(Materials provided)

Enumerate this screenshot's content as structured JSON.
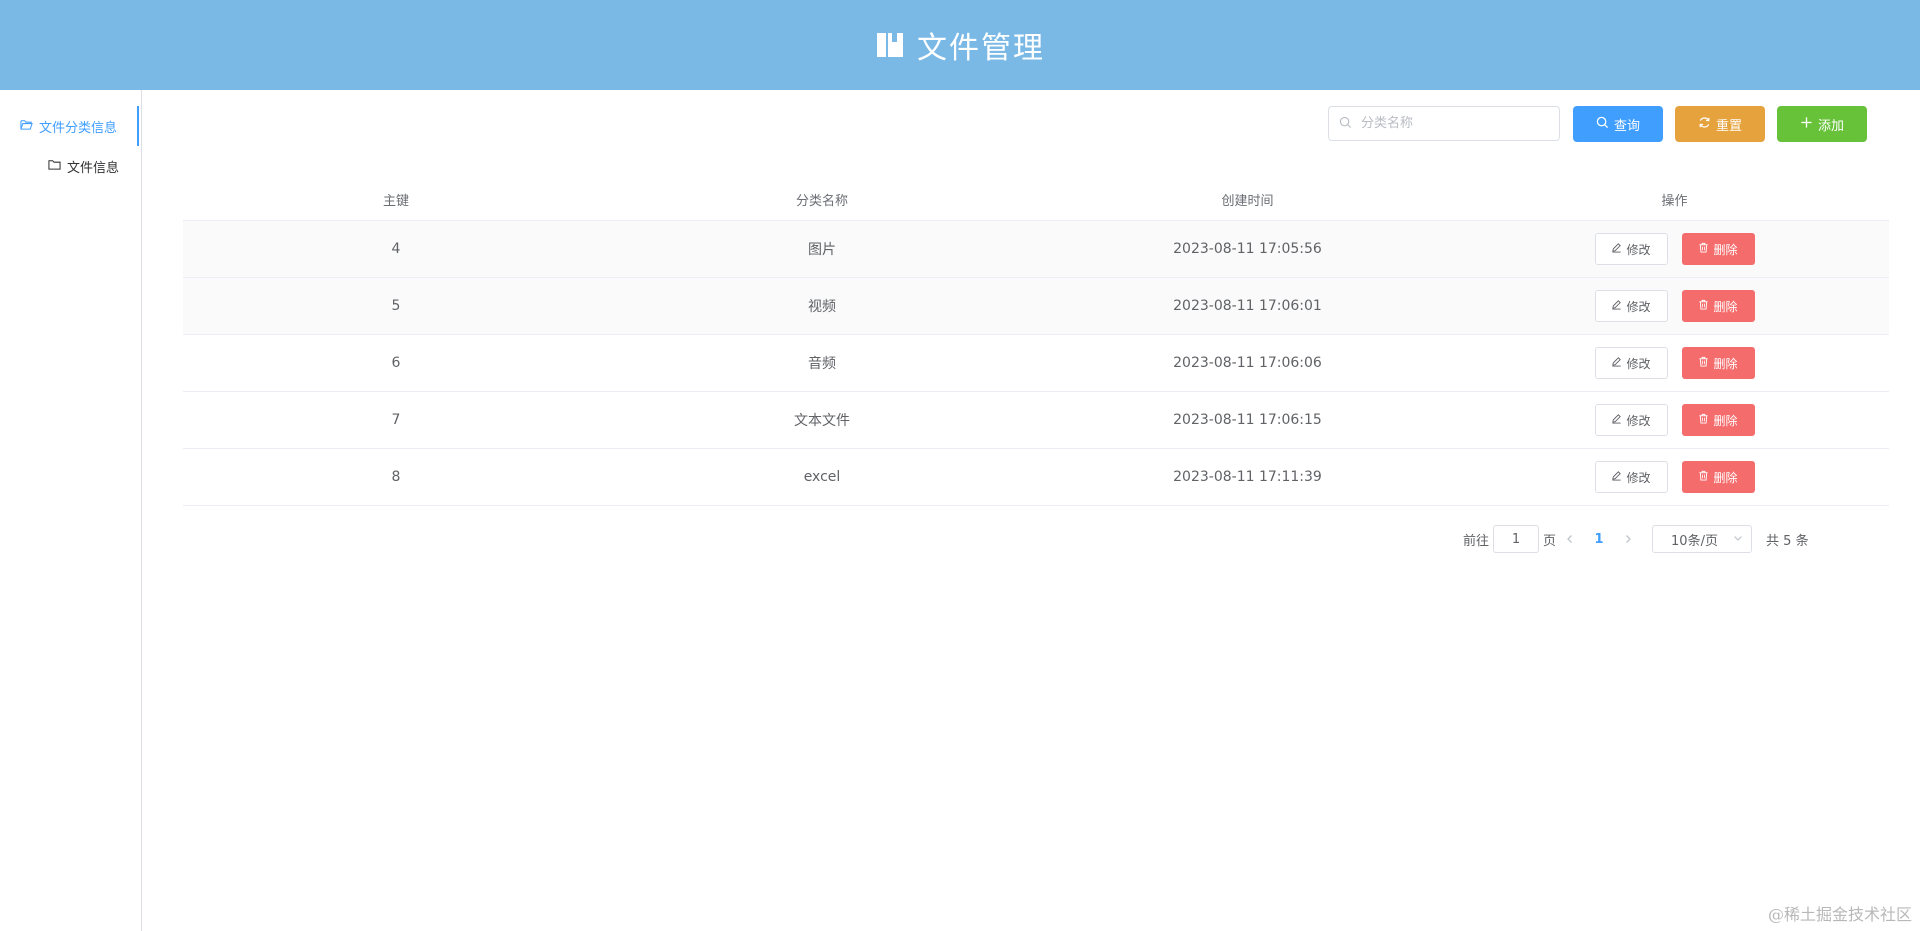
{
  "header": {
    "title": "文件管理",
    "bg_color": "#7ab9e6",
    "icon": "book-icon"
  },
  "sidebar": {
    "items": [
      {
        "label": "文件分类信息",
        "icon": "folder-open-icon",
        "active": true
      },
      {
        "label": "文件信息",
        "icon": "folder-icon",
        "active": false
      }
    ]
  },
  "toolbar": {
    "search_placeholder": "分类名称",
    "search_value": "",
    "query_label": "查询",
    "reset_label": "重置",
    "add_label": "添加",
    "colors": {
      "query": "#409eff",
      "reset": "#e6a23c",
      "add": "#67c23a"
    }
  },
  "table": {
    "headers": [
      "主键",
      "分类名称",
      "创建时间",
      "操作"
    ],
    "rows": [
      {
        "id": "4",
        "name": "图片",
        "created": "2023-08-11 17:05:56"
      },
      {
        "id": "5",
        "name": "视频",
        "created": "2023-08-11 17:06:01"
      },
      {
        "id": "6",
        "name": "音频",
        "created": "2023-08-11 17:06:06"
      },
      {
        "id": "7",
        "name": "文本文件",
        "created": "2023-08-11 17:06:15"
      },
      {
        "id": "8",
        "name": "excel",
        "created": "2023-08-11 17:11:39"
      }
    ],
    "edit_label": "修改",
    "delete_label": "删除",
    "delete_color": "#f56c6c"
  },
  "pagination": {
    "goto_prefix": "前往",
    "goto_value": "1",
    "goto_suffix": "页",
    "current_page": "1",
    "page_size": "10条/页",
    "total": "共 5 条"
  },
  "watermark": "@稀土掘金技术社区"
}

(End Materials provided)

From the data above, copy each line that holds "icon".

    "icon": "book-icon"
        "icon": "folder-open-icon",
        "icon": "folder-icon",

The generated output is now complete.